Operation Shamrock has begun

Sort of.

I was convinced to run the City of Oaks 1/2 marathon in 2007. It was my first race ever…and it was followed up a couple of weeks later with the Turkey Trot 8K. And I haven’t run a race since…not because I haven’t wanted to, but because my schedule was crazy and I wasn’t able to consistently train or because things were so up in the air with the adoption process that I never knew when we’d be leaving.

But now we’re back. And I’m back to training for the Yuengling Shamrock 1/2 Marathon in VA Beach. And I have company for the race.

I started officially training last week. Folks, I gotta tell you, when you are generally an active person and then you just kind of hang out for 6 weeks, trying to get back in the groove is UGLY. The first day back (a week before training officially started) I couldn’t even run 10 minutes. Thankfully, that is not a current stat. Last Saturday, I was able to do my long run and felt like I could have kept going. But with the fun weather this week (otherwise known as the Blizzard of ’09), it hasn’t been great. I’m still planning on the long run in the morning, though.
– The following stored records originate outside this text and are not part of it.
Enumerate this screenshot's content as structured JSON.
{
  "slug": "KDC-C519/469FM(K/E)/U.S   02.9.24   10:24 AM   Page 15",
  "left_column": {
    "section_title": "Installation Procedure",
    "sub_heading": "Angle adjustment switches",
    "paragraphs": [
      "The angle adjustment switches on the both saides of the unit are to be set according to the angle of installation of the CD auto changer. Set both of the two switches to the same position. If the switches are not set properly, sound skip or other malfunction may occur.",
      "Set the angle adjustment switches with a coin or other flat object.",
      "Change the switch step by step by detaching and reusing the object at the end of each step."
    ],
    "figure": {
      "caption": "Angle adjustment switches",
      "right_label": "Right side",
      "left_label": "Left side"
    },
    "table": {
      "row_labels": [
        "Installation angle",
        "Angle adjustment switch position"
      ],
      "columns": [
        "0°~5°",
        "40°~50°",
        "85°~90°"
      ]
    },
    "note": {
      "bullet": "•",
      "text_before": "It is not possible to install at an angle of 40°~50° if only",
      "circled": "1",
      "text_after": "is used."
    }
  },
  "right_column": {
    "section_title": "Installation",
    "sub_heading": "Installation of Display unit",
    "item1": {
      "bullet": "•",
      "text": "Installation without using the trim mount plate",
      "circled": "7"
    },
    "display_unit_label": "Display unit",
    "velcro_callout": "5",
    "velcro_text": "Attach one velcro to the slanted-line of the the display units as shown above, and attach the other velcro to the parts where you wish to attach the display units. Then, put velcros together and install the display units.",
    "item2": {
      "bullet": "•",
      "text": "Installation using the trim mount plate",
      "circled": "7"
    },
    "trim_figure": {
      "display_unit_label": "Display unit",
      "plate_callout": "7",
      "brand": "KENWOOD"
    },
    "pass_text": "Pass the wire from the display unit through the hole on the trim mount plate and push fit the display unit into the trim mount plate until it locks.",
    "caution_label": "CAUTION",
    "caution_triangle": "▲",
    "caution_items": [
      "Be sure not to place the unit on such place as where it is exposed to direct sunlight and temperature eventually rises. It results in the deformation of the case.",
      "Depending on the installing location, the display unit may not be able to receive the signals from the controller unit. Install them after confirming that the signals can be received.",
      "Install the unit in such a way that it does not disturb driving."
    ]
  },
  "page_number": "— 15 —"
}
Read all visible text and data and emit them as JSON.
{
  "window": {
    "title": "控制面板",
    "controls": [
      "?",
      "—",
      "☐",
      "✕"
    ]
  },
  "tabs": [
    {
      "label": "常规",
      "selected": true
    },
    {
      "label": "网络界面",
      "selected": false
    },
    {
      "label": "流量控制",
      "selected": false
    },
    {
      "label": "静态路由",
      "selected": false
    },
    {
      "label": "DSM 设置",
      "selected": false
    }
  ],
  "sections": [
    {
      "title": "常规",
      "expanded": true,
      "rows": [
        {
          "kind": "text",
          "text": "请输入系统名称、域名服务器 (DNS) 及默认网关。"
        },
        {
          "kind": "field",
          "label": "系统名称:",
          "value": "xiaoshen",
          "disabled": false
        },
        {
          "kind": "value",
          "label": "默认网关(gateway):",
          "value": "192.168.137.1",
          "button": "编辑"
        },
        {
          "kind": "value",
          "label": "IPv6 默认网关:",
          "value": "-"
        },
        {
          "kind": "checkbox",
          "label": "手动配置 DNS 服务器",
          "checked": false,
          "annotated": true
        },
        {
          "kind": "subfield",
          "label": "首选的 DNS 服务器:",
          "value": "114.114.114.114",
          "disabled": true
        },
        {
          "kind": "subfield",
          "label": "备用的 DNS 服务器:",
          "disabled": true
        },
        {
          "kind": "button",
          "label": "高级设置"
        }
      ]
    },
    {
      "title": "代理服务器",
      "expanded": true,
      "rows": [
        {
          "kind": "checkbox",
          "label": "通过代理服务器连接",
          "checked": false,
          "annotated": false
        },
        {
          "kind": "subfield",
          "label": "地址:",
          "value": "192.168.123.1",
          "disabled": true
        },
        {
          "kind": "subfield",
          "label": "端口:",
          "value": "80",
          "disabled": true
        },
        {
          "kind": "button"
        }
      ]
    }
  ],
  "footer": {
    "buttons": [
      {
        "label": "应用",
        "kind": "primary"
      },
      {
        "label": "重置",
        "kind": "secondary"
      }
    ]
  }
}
After the City of Oaks (in which I ran/walked), my goal for my next one was to run the full distance. Screw speed. That will be the focus for my third one. Let’s face it: I. Am. SLOW.

Of course, Al says I have to get in a marathon before my next birthday. Just because he did one before he turned 30.

We’ll see about that.

For now, training for the Shamrock 1/2 is plenty enough. I’m hoping to actually keep you updated as I go…you know, motivation and self-monitoring and all…

Oh, and if you have any fun green wear that you think would be good for race day, let me know. I mean it. Really.


Over a Barrel

After living in Kyiv for over a month, I no longer take a few things for granted: sunlight on a regular basis; consistent water pressure and enough hot water to take a shower whenever I want, however many times a day I want; heat I can control.

In Ukraine, someone else controls your heat. In part that means they set the thermostat and control how much gas gets to your property. In part that means they force places like The Ark to install washers on the pipes to further reduce the flow of gas…which means even less heat (did I mention the temperature was 16F today?). They don’t charge you for the difference, mind you. The heating bill here is still $8,500, double what it was last year.

And now, as if those things aren’t enough, Russia has turned off the gas to Ukraine. Like there’s NO gas coming from the primary source. None. Well, let me rephrase that. There is gas flowing through the pipelines in Ukraine. And it is coming from Russia. But it’s not stopping in Ukraine. It’s going on to the rest of Europe. And Ukraine has said it will not interrupt the flow of oil to the rest of the EU. However, the EU will not involve itself in the situation between Ukraine and Russia. Why should they when they’re still getting their oil?

The problem concerning oil in Ukraine stems from a debt owed to Russia–that Russia called in on January 1. According to Ukraine, they paid the requisite amount. According to Russia, Ukraine still owes over $6 million dollars in late fees. Hence, the debt is still outstanding…so no oil. On top of that, Russia and Ukraine have not been able to hammer out an agreed upon price for gas in 2009. Current negotiations have the prices a double what they are now. That means that, should those prices hold, The Ark’s heating bill will essentially quadruple from this time last year. You can’t run an organization with those kinds of budgetary needs. Which means that a beacon of hope for children in this country will no longer be in existance.

The situation has a ripple effect that spans far and wide. Ukraine’s economy is in worse shape than Russia’s…the president and prime minister of Ukraine can’t get on the same page about much if anything at all…people are already out of work and struggling to make ends meet…a lack of heat actually means a humanitarian crisis in sub-freezing weather…and no one will stand up in solidarity with a former Soviet nation trying to make it on their own without having to return to communism…to say nothing of the fact that this whole thing could be used by Russia to draw Ukraine back as it moves to recreate a large, powerful Soviet state.

Politics aside, this situation hits so close to home for me. The Ark truly is a beacon of hope in a place where there isn’t much for children who have no family…or no family healthy enough to care for them. It’s not an orphanage. It’s a place of love, advocacy, hope and family. For it to be closed because of unbelievable gas prices and an inability to pay the heat bill would be reprehensible.